There was misfortune in Hong Kong, COVID-19 unjustly taking far too many people, and in Edmonton, the case of one Wade Stene had its latest development when his bail was revoked and he was taken back into custody by police in the city on Tuesday.
For those unfamiliar with this seemingly routine activity, it came after the accused — heavy emphasis on accused — sexual predator was charged with kidnapping an eight-year-old girl in March and assaulting her at knifepoint. Earlier media reports said he had no prior record and in a decision with a stunning lack of depth, he was released in June to house arrest in the neighbourhood where the victim lives.
The man’s lawyer warned of vigilante justice, and naturally, protests followed. The sad saga will wind its way through the legal system to determine whether the accused is found not guilty or convicted, but as I watched this all unfold from my computer screen, I could not help asking myself this: why are there not more preventative measures for people who are found guilty of these offences?
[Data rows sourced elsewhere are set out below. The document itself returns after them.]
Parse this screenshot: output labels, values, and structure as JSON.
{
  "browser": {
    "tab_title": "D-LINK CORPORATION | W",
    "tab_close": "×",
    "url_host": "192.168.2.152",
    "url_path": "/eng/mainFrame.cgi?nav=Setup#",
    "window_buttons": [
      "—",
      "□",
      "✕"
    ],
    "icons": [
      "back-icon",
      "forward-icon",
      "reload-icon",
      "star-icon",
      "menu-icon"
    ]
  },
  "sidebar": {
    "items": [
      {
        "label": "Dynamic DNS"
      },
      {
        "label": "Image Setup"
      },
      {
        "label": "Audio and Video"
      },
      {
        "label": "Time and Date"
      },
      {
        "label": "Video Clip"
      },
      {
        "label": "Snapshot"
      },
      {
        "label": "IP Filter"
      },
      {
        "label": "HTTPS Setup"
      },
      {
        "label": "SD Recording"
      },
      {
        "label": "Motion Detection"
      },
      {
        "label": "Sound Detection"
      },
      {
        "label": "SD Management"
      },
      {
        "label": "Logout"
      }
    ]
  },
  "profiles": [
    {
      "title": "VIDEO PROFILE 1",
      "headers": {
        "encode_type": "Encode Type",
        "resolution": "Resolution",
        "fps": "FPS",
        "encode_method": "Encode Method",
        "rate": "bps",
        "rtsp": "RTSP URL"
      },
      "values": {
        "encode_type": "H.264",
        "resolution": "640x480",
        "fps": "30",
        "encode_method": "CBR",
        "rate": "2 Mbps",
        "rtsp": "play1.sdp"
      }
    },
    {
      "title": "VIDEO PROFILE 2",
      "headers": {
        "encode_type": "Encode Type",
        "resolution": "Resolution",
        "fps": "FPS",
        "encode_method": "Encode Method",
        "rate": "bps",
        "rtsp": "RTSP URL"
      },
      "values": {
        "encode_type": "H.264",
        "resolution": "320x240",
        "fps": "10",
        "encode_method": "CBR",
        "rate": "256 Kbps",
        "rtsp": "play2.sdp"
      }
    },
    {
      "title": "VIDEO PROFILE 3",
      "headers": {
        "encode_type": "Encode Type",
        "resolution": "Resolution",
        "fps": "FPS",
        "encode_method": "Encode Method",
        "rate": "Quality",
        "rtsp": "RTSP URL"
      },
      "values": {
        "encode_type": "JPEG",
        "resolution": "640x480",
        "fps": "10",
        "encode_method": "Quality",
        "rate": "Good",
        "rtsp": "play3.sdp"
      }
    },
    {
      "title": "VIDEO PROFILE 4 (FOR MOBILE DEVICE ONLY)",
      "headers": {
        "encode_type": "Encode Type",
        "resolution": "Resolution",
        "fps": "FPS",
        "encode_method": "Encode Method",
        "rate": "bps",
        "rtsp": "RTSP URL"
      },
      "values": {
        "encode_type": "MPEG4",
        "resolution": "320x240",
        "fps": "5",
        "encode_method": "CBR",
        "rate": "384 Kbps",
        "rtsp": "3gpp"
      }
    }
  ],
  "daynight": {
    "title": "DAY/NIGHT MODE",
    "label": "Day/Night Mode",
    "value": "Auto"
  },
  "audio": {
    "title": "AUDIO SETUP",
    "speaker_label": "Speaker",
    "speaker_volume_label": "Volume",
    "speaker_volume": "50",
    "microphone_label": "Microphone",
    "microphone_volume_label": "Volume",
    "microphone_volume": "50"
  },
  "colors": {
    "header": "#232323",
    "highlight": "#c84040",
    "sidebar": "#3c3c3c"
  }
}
Would it make a difference if someone who has these kinds of thoughts, but has not yet acted on them, could safely go to the police for help or treatment that would be kept strictly confidential, and with a bit of luck, could move the needle for some in a positive direction?
I posted a query about the issue on Facebook and asked my retired law enforcement father about the notion and the response was predictably mixed. Some people came down harsh on those with this issue and I certainly understand that sentiment, especially when any child could be victimized. The other perspectives noted it could be worth a shot but also said that people with a serious mental condition — and attraction to children certainly counts as one in my book — could not be changed any more than someone with any sexual orientation.
To that, I say this: conversion therapy for people in the LGBTQ+ community has been debunked for the junk science that it is and it is insulting to equate people in that wonderful group with accused and convicted predators. The analogy will never fly with me and, when it comes to the study of people in Stene’s alleged circle, there really has not been enough to come to a definitive conclusion on the question in any way.
A publication from Harvard in 2010 found that people who have this abnormal behaviour are “unlikely to change”, Jon Brown — a representative of the United Kingdom’s National Society for the Prevention of Cruelty to Children said in a 2014 article published by VICE that “non-offending pedophiles” do exist and that “selfishly, they do not want to end up in prison” and a man who was already convicted of the issue made headlines in the National Post in 2017 when he claimed an Ottawa clinic cured him and “freed [him] completely.”
This is not an easy issue to talk about and it never will be. But, the fact is, we could use a little more proactive policy to go along with the reactive mechanisms of the legal system. Those who are struggling should find some sort of help and, if they do not commit an offence, should not be met with scorn and excoriation from the rest of us in society who are not dealing with similar and deeply-rooted demons.
Suicide hotlines do not always work but when they do we credit them for saving lives, it is time the same exists for pedophilia.
. . . . . . . . . . . . . . . . . . . . . . . . . . . . . . . . . . .